- **Exercise directions**
Lines with "Configuration" in them are to be located in the listing below and copied.

- **Extracted records**
###

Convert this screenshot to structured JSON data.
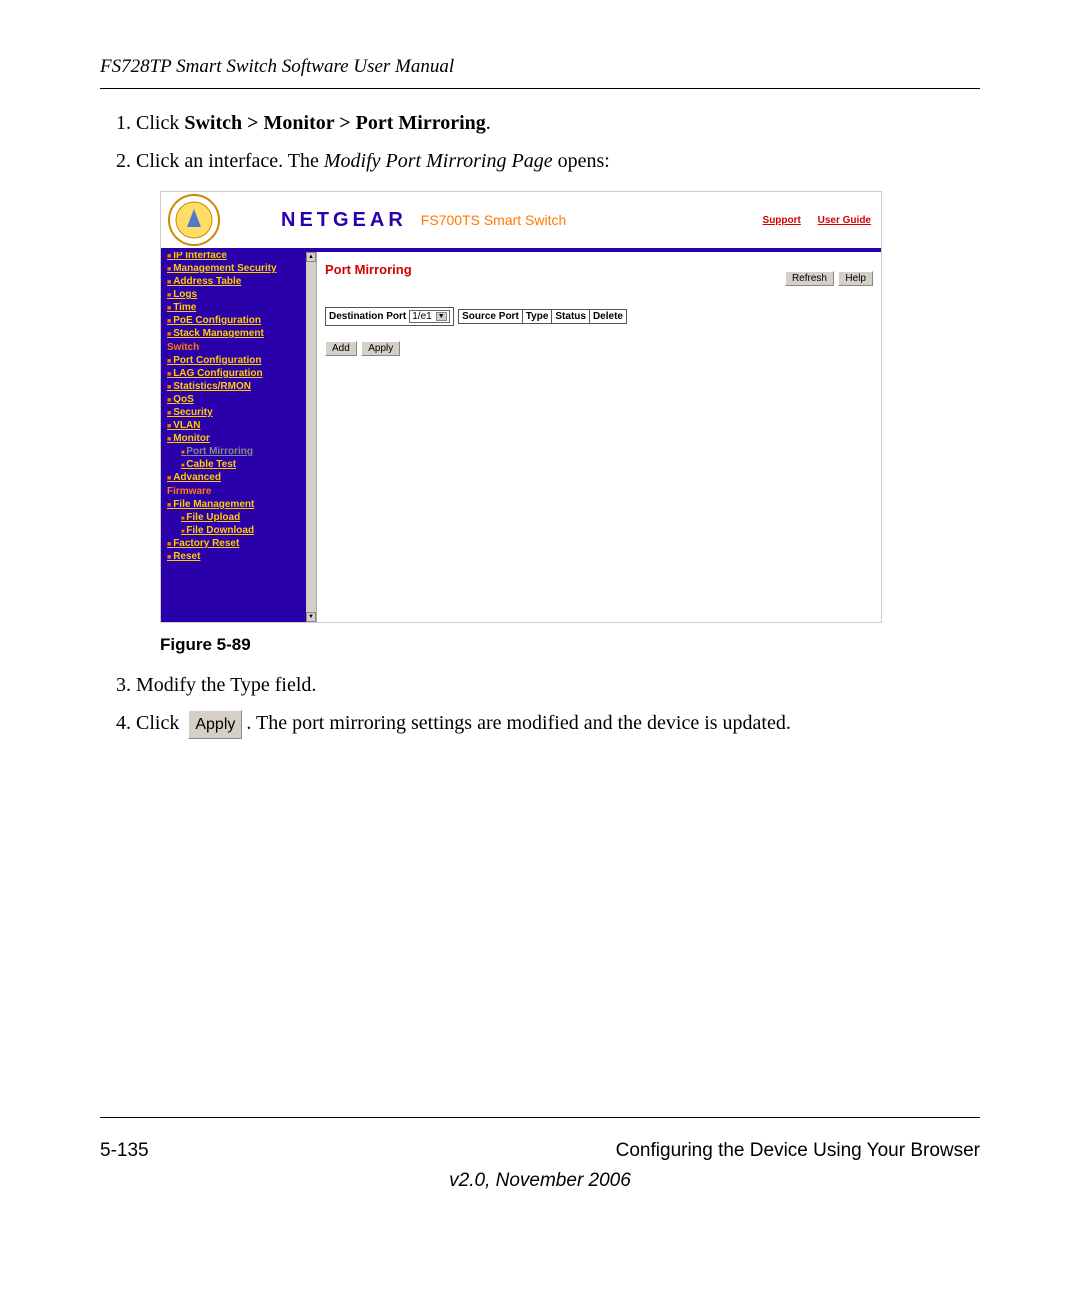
{
  "header": {
    "title": "FS728TP Smart Switch Software User Manual"
  },
  "steps": {
    "s1_a": "Click ",
    "s1_b": "Switch > Monitor > Port Mirroring",
    "s1_c": ".",
    "s2_a": "Click an interface. The ",
    "s2_b": "Modify Port Mirroring Page",
    "s2_c": " opens:",
    "s3": "Modify the Type field.",
    "s4_a": "Click ",
    "s4_btn": "Apply",
    "s4_b": ". The port mirroring settings are modified and the device is updated."
  },
  "figure": {
    "caption": "Figure 5-89"
  },
  "shot": {
    "brand": "NETGEAR",
    "subbrand": "FS700TS Smart Switch",
    "toplinks": {
      "support": "Support",
      "guide": "User Guide"
    },
    "nav": {
      "cut": "IP Interface",
      "mgmt_sec": "Management Security",
      "addr": "Address Table",
      "logs": "Logs",
      "time": "Time",
      "poe": "PoE Configuration",
      "stack": "Stack Management",
      "cat_switch": "Switch",
      "port_cfg": "Port Configuration",
      "lag": "LAG Configuration",
      "stats": "Statistics/RMON",
      "qos": "QoS",
      "security": "Security",
      "vlan": "VLAN",
      "monitor": "Monitor",
      "port_mirror": "Port Mirroring",
      "cable": "Cable Test",
      "advanced": "Advanced",
      "cat_fw": "Firmware",
      "file_mgmt": "File Management",
      "file_up": "File Upload",
      "file_down": "File Download",
      "factory": "Factory Reset",
      "reset": "Reset"
    },
    "content": {
      "title": "Port Mirroring",
      "refresh": "Refresh",
      "help": "Help",
      "dest_label": "Destination Port",
      "dest_value": "1/e1",
      "th1": "Source Port",
      "th2": "Type",
      "th3": "Status",
      "th4": "Delete",
      "add": "Add",
      "apply": "Apply"
    }
  },
  "footer": {
    "page": "5-135",
    "section": "Configuring the Device Using Your Browser",
    "version": "v2.0, November 2006"
  }
}
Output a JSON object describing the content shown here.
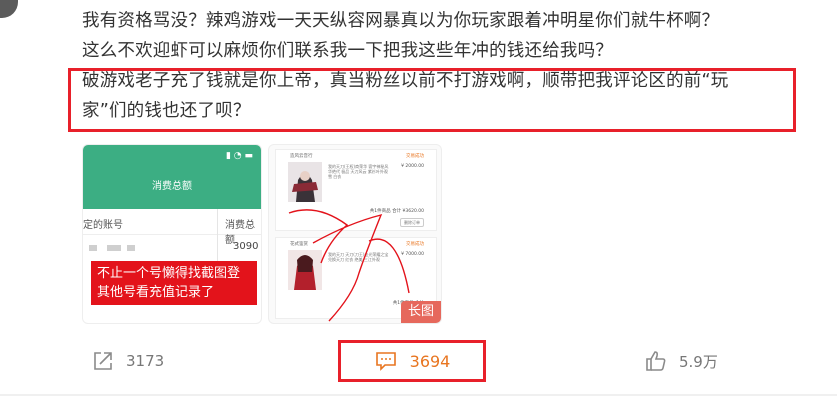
{
  "post": {
    "lines": [
      "我有资格骂没？辣鸡游戏一天天纵容网暴真以为你玩家跟着冲明星你们就牛杯啊？",
      "这么不欢迎虾可以麻烦你们联系我一下把我这些年冲的钱还给我吗？",
      "破游戏老子充了钱就是你上帝，真当粉丝以前不打游戏啊，顺带把我评论区的前“玩",
      "家”们的钱也还了呗？"
    ]
  },
  "thumb1": {
    "status": "▮ ◔ ▬",
    "title": "消费总额",
    "row_label": "定的账号",
    "row_header": "消费总额",
    "row_value": "3090",
    "caption_lines": [
      "不止一个号懒得找截图登",
      "其他号看充值记录了"
    ]
  },
  "thumb2": {
    "badge": "长图",
    "cards": [
      {
        "shop": "造风云音行",
        "status": "交易成功",
        "desc": "我的天刀(王权)商荣华 寰宇神秘风华绝代 极品 天刀风云 紫衫叶外观 雪 白衣",
        "price": "¥ 2000.00",
        "total": "共1件商品 合计 ¥3620.00",
        "btn": "删除订单"
      },
      {
        "shop": "花式鉴赏",
        "status": "交易成功",
        "desc": "我的天刀 天刀(刀王)金光荣耀之宝 兑换天刀 红衣 绝美 三江外观",
        "price": "¥ 7000.00",
        "total": "共1件商品 合计",
        "btn": ""
      }
    ]
  },
  "actions": {
    "repost_count": "3173",
    "comment_count": "3694",
    "like_count": "5.9万"
  },
  "colors": {
    "highlight_red": "#e8202a",
    "accent_orange": "#e87520",
    "header_green": "#3cae83"
  },
  "icons": [
    "share-icon",
    "comment-icon",
    "thumbs-up-icon"
  ]
}
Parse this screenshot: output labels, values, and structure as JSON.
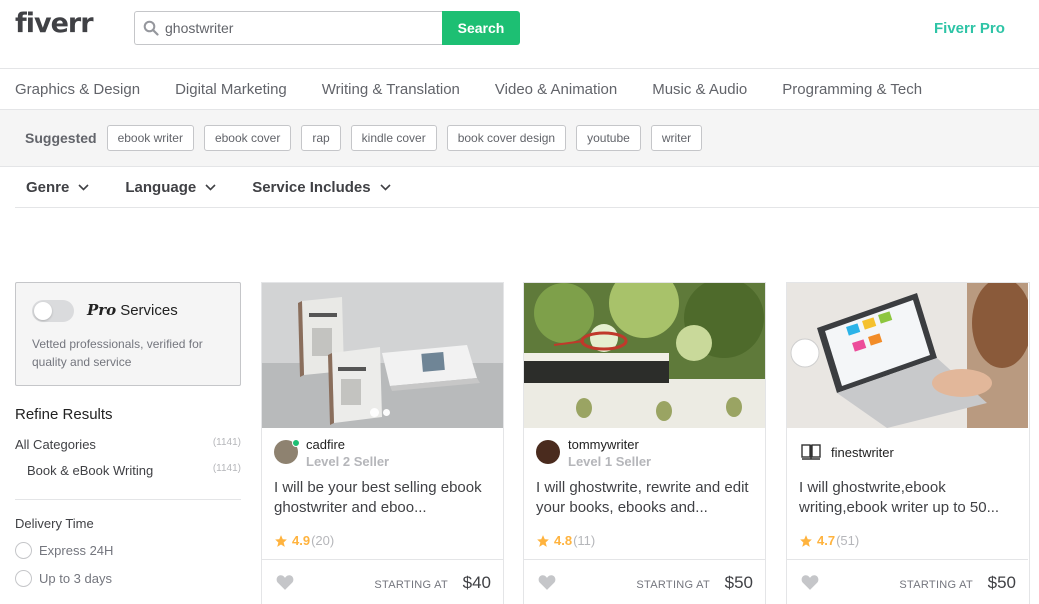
{
  "header": {
    "logo": "fiverr",
    "search_value": "ghostwriter",
    "search_button": "Search",
    "pro_link": "Fiverr Pro"
  },
  "categories": [
    "Graphics & Design",
    "Digital Marketing",
    "Writing & Translation",
    "Video & Animation",
    "Music & Audio",
    "Programming & Tech"
  ],
  "suggested": {
    "label": "Suggested",
    "tags": [
      "ebook writer",
      "ebook cover",
      "rap",
      "kindle cover",
      "book cover design",
      "youtube",
      "writer"
    ]
  },
  "filters": [
    "Genre",
    "Language",
    "Service Includes"
  ],
  "sidebar": {
    "pro_script": "Pro",
    "pro_word": "Services",
    "pro_desc": "Vetted professionals, verified for quality and service",
    "refine_title": "Refine Results",
    "all_categories": "All Categories",
    "all_count": "(1141)",
    "subcategory": "Book & eBook Writing",
    "sub_count": "(1141)",
    "delivery_title": "Delivery Time",
    "delivery_options": [
      "Express 24H",
      "Up to 3 days"
    ]
  },
  "gigs": [
    {
      "seller": "cadfire",
      "level": "Level 2 Seller",
      "title": "I will be your best selling ebook ghostwriter and eboo...",
      "score": "4.9",
      "reviews": "(20)",
      "starting": "STARTING AT",
      "price": "$40"
    },
    {
      "seller": "tommywriter",
      "level": "Level 1 Seller",
      "title": "I will ghostwrite, rewrite and edit your books, ebooks and...",
      "score": "4.8",
      "reviews": "(11)",
      "starting": "STARTING AT",
      "price": "$50"
    },
    {
      "seller": "finestwriter",
      "level": "",
      "title": "I will ghostwrite,ebook writing,ebook writer up to 50...",
      "score": "4.7",
      "reviews": "(51)",
      "starting": "STARTING AT",
      "price": "$50"
    }
  ],
  "colors": {
    "brand_green": "#1dbf73",
    "pro_teal": "#2ec4a6",
    "star": "#ffb33e"
  }
}
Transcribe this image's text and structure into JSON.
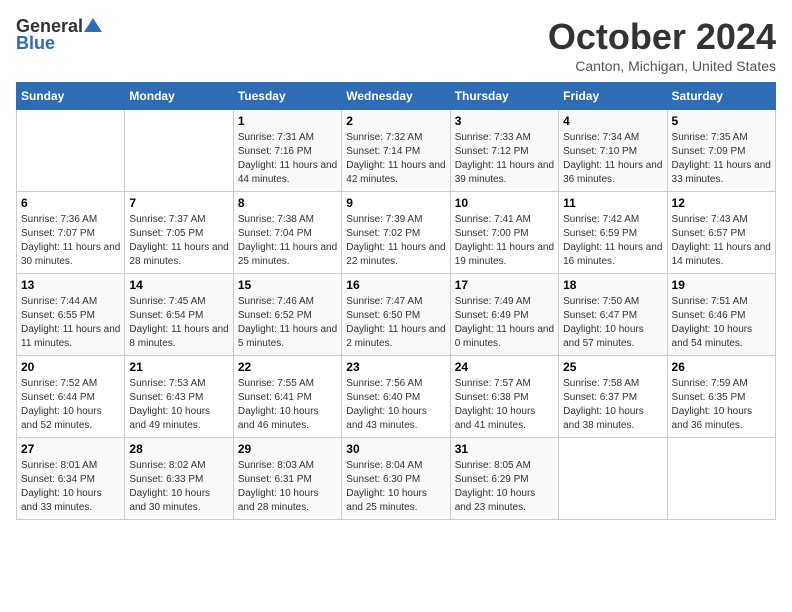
{
  "header": {
    "logo_general": "General",
    "logo_blue": "Blue",
    "month_title": "October 2024",
    "location": "Canton, Michigan, United States"
  },
  "days_of_week": [
    "Sunday",
    "Monday",
    "Tuesday",
    "Wednesday",
    "Thursday",
    "Friday",
    "Saturday"
  ],
  "weeks": [
    {
      "days": [
        {
          "num": "",
          "info": ""
        },
        {
          "num": "",
          "info": ""
        },
        {
          "num": "1",
          "info": "Sunrise: 7:31 AM\nSunset: 7:16 PM\nDaylight: 11 hours and 44 minutes."
        },
        {
          "num": "2",
          "info": "Sunrise: 7:32 AM\nSunset: 7:14 PM\nDaylight: 11 hours and 42 minutes."
        },
        {
          "num": "3",
          "info": "Sunrise: 7:33 AM\nSunset: 7:12 PM\nDaylight: 11 hours and 39 minutes."
        },
        {
          "num": "4",
          "info": "Sunrise: 7:34 AM\nSunset: 7:10 PM\nDaylight: 11 hours and 36 minutes."
        },
        {
          "num": "5",
          "info": "Sunrise: 7:35 AM\nSunset: 7:09 PM\nDaylight: 11 hours and 33 minutes."
        }
      ]
    },
    {
      "days": [
        {
          "num": "6",
          "info": "Sunrise: 7:36 AM\nSunset: 7:07 PM\nDaylight: 11 hours and 30 minutes."
        },
        {
          "num": "7",
          "info": "Sunrise: 7:37 AM\nSunset: 7:05 PM\nDaylight: 11 hours and 28 minutes."
        },
        {
          "num": "8",
          "info": "Sunrise: 7:38 AM\nSunset: 7:04 PM\nDaylight: 11 hours and 25 minutes."
        },
        {
          "num": "9",
          "info": "Sunrise: 7:39 AM\nSunset: 7:02 PM\nDaylight: 11 hours and 22 minutes."
        },
        {
          "num": "10",
          "info": "Sunrise: 7:41 AM\nSunset: 7:00 PM\nDaylight: 11 hours and 19 minutes."
        },
        {
          "num": "11",
          "info": "Sunrise: 7:42 AM\nSunset: 6:59 PM\nDaylight: 11 hours and 16 minutes."
        },
        {
          "num": "12",
          "info": "Sunrise: 7:43 AM\nSunset: 6:57 PM\nDaylight: 11 hours and 14 minutes."
        }
      ]
    },
    {
      "days": [
        {
          "num": "13",
          "info": "Sunrise: 7:44 AM\nSunset: 6:55 PM\nDaylight: 11 hours and 11 minutes."
        },
        {
          "num": "14",
          "info": "Sunrise: 7:45 AM\nSunset: 6:54 PM\nDaylight: 11 hours and 8 minutes."
        },
        {
          "num": "15",
          "info": "Sunrise: 7:46 AM\nSunset: 6:52 PM\nDaylight: 11 hours and 5 minutes."
        },
        {
          "num": "16",
          "info": "Sunrise: 7:47 AM\nSunset: 6:50 PM\nDaylight: 11 hours and 2 minutes."
        },
        {
          "num": "17",
          "info": "Sunrise: 7:49 AM\nSunset: 6:49 PM\nDaylight: 11 hours and 0 minutes."
        },
        {
          "num": "18",
          "info": "Sunrise: 7:50 AM\nSunset: 6:47 PM\nDaylight: 10 hours and 57 minutes."
        },
        {
          "num": "19",
          "info": "Sunrise: 7:51 AM\nSunset: 6:46 PM\nDaylight: 10 hours and 54 minutes."
        }
      ]
    },
    {
      "days": [
        {
          "num": "20",
          "info": "Sunrise: 7:52 AM\nSunset: 6:44 PM\nDaylight: 10 hours and 52 minutes."
        },
        {
          "num": "21",
          "info": "Sunrise: 7:53 AM\nSunset: 6:43 PM\nDaylight: 10 hours and 49 minutes."
        },
        {
          "num": "22",
          "info": "Sunrise: 7:55 AM\nSunset: 6:41 PM\nDaylight: 10 hours and 46 minutes."
        },
        {
          "num": "23",
          "info": "Sunrise: 7:56 AM\nSunset: 6:40 PM\nDaylight: 10 hours and 43 minutes."
        },
        {
          "num": "24",
          "info": "Sunrise: 7:57 AM\nSunset: 6:38 PM\nDaylight: 10 hours and 41 minutes."
        },
        {
          "num": "25",
          "info": "Sunrise: 7:58 AM\nSunset: 6:37 PM\nDaylight: 10 hours and 38 minutes."
        },
        {
          "num": "26",
          "info": "Sunrise: 7:59 AM\nSunset: 6:35 PM\nDaylight: 10 hours and 36 minutes."
        }
      ]
    },
    {
      "days": [
        {
          "num": "27",
          "info": "Sunrise: 8:01 AM\nSunset: 6:34 PM\nDaylight: 10 hours and 33 minutes."
        },
        {
          "num": "28",
          "info": "Sunrise: 8:02 AM\nSunset: 6:33 PM\nDaylight: 10 hours and 30 minutes."
        },
        {
          "num": "29",
          "info": "Sunrise: 8:03 AM\nSunset: 6:31 PM\nDaylight: 10 hours and 28 minutes."
        },
        {
          "num": "30",
          "info": "Sunrise: 8:04 AM\nSunset: 6:30 PM\nDaylight: 10 hours and 25 minutes."
        },
        {
          "num": "31",
          "info": "Sunrise: 8:05 AM\nSunset: 6:29 PM\nDaylight: 10 hours and 23 minutes."
        },
        {
          "num": "",
          "info": ""
        },
        {
          "num": "",
          "info": ""
        }
      ]
    }
  ]
}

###

- **Exercise output**
      "poe": "PoE Configuration",
      "port_cfg": "Port Configuration",
      "lag": "LAG Configuration",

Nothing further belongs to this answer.